As globalization increases, so too does the need for remotely accessible systems and the ability to accomplish tasks on-the-go. SaaS stands as an enabling technology in a world where businesses continue to decentralize their systems and become more transactional in nature. These pressures combined have created a sudden push for systems that are quick to deploy, low-maintenance and easily accessible. After years of being merely a buzz term, SaaS (Software as a Service), has long since become a viable option as a software solution. As with most cutting edge technologies, SaaS threatens to change the competitive landscape of software systems. It is important for business owners to keep up to speed with changes in these systems that they rely on for their continued operations.
Traditionally business software has been hosted in the client’s business – typically referred to as "in-house" or "on-premises" – on a client-owned server. The software is then integrated with the client’s current software and various systems to allow for the flow of information from one system to another. SaaS, however, is different. SaaS is an acronym for Software-as-a-Service and is used to describe a relatively new means of accessing software applications. The name is derived from the nature of the deployment method in which a host organization allows clients access to its software as a service. Despite being around for more than 10 years, SaaS is seen as a relatively new technology in the business environment which has exploded in popularity in recent years. With SaaS, the software is no longer installed locally; it is instead hosted by the service organization/software provider. This means that the client organization need not install or run a server. Instead, information is sent through an interface to the host organization where it is processed by host-run software and sent back.
- No large upfront cash outlay
- Infrastructure costs pushed to provider
- No more worrying about backups
- Painless upgrades
- Increases access to expert support (in lieu of an IT department)

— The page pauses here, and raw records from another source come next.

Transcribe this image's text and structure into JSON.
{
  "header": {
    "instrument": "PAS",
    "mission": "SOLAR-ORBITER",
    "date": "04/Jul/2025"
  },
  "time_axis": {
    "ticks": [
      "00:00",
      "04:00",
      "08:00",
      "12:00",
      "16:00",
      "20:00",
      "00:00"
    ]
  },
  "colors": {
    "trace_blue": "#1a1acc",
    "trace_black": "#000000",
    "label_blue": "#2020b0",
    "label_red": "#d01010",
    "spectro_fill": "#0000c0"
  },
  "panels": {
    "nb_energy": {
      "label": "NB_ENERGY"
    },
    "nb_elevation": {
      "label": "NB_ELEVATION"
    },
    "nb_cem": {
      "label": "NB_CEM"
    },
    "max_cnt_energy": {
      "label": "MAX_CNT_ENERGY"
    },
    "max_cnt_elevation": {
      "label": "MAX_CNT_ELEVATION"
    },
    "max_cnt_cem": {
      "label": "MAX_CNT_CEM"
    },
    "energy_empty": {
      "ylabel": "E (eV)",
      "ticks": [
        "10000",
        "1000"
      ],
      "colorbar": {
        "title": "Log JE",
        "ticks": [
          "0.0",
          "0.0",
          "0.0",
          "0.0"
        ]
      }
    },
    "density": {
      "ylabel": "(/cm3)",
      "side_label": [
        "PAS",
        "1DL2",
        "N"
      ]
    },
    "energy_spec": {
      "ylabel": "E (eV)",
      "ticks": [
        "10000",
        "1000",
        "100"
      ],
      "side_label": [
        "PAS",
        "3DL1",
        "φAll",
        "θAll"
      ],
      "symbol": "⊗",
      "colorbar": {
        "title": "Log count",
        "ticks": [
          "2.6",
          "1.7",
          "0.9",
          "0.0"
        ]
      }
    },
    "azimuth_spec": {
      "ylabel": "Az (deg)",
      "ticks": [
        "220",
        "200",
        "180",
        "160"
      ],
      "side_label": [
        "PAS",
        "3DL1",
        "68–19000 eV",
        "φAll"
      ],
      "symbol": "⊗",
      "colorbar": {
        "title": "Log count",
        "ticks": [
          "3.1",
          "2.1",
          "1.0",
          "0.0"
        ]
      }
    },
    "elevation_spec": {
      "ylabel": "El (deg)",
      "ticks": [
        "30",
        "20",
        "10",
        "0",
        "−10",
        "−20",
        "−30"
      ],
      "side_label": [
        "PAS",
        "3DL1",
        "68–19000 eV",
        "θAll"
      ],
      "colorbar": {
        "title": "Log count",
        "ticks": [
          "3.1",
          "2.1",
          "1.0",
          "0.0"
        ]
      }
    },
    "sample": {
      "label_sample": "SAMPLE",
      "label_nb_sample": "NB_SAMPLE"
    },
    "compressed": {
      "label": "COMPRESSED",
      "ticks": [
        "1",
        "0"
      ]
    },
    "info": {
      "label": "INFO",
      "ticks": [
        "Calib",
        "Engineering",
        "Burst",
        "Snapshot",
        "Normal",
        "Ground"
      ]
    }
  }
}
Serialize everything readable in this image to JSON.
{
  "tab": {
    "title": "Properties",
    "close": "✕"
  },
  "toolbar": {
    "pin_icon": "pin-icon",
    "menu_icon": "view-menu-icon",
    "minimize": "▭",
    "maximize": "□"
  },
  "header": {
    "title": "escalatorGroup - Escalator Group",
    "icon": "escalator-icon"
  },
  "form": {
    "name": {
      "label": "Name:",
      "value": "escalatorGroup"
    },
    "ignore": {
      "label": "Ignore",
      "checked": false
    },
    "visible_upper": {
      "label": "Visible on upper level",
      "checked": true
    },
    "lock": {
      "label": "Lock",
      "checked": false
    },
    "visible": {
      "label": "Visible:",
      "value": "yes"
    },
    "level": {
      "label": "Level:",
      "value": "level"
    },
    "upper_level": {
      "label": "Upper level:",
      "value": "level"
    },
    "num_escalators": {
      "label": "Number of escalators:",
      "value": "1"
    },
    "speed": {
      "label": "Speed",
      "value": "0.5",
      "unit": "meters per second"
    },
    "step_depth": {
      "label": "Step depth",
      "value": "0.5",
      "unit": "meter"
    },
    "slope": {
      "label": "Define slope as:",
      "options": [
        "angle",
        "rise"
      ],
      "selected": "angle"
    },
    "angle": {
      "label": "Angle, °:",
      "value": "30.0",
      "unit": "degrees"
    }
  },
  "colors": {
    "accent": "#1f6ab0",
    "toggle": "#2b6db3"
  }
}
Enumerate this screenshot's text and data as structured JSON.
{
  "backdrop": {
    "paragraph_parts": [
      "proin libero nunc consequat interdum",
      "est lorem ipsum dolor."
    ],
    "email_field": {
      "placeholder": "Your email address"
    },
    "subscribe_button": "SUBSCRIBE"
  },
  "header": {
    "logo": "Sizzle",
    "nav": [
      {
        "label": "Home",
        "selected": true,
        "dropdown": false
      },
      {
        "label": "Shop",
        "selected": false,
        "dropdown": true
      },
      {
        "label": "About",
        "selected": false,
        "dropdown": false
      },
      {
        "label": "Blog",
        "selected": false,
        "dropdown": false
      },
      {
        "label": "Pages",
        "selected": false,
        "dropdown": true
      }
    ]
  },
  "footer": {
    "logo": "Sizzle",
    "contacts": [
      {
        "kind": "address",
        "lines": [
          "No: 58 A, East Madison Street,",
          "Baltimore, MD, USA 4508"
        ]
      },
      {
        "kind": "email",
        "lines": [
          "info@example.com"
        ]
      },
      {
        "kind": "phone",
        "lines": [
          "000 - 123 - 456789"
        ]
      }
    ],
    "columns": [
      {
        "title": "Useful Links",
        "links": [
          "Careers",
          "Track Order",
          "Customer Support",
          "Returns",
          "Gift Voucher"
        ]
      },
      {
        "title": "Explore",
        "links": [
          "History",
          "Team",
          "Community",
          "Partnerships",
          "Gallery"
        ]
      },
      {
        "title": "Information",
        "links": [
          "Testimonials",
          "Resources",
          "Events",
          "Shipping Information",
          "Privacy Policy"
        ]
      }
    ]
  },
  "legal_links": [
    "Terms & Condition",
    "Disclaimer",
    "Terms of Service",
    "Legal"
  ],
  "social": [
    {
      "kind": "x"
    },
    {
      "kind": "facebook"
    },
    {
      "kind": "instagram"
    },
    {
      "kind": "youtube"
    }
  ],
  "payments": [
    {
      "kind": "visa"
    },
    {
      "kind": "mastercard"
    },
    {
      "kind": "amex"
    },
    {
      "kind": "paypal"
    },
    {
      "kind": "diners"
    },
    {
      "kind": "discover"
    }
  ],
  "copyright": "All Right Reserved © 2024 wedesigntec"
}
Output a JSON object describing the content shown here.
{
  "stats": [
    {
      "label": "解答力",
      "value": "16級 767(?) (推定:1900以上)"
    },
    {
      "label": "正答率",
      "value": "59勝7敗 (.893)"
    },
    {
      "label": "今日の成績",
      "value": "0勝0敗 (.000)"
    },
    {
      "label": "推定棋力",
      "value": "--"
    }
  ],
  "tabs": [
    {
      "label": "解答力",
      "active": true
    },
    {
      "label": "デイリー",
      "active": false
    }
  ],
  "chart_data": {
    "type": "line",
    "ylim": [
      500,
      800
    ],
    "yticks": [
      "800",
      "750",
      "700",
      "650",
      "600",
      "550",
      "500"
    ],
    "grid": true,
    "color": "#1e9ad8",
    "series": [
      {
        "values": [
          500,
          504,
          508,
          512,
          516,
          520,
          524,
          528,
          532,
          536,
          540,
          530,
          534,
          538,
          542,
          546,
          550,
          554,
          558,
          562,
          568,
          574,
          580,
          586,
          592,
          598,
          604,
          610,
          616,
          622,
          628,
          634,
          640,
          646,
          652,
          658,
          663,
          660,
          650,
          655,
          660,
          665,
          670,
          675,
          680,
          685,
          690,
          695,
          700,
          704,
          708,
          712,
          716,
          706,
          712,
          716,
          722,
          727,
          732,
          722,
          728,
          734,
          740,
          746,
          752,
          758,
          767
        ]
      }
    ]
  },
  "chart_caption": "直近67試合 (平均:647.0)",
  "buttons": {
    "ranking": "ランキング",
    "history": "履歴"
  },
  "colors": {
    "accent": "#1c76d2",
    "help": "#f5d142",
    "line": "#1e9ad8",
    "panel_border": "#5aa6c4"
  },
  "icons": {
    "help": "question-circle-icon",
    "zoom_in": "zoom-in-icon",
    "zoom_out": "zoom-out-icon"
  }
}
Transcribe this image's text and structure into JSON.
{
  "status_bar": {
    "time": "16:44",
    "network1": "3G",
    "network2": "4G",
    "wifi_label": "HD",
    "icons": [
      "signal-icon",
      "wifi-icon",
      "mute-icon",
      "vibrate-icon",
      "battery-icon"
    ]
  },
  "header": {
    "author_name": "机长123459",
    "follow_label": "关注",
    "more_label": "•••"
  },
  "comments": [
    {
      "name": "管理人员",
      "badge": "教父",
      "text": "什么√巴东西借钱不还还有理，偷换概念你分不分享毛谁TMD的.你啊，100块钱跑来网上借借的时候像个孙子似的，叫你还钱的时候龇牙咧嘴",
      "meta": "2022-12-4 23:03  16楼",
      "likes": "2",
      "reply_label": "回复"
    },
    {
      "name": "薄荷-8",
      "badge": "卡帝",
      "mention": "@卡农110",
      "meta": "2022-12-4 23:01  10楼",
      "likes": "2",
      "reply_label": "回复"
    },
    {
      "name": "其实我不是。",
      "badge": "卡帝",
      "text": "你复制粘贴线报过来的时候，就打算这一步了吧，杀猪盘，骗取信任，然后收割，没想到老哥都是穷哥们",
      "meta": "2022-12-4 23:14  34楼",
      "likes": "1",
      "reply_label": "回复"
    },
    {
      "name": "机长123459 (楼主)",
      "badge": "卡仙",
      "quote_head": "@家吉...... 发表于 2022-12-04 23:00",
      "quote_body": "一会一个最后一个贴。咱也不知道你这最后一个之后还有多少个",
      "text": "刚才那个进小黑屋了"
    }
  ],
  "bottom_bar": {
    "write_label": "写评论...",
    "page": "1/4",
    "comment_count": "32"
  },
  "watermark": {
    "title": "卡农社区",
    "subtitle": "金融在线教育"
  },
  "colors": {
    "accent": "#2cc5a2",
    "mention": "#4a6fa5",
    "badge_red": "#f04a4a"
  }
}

- Remotely accessible
- Improved security and reliability
- Possibly increased uptime
- Immediate or quick access to a broad range of applications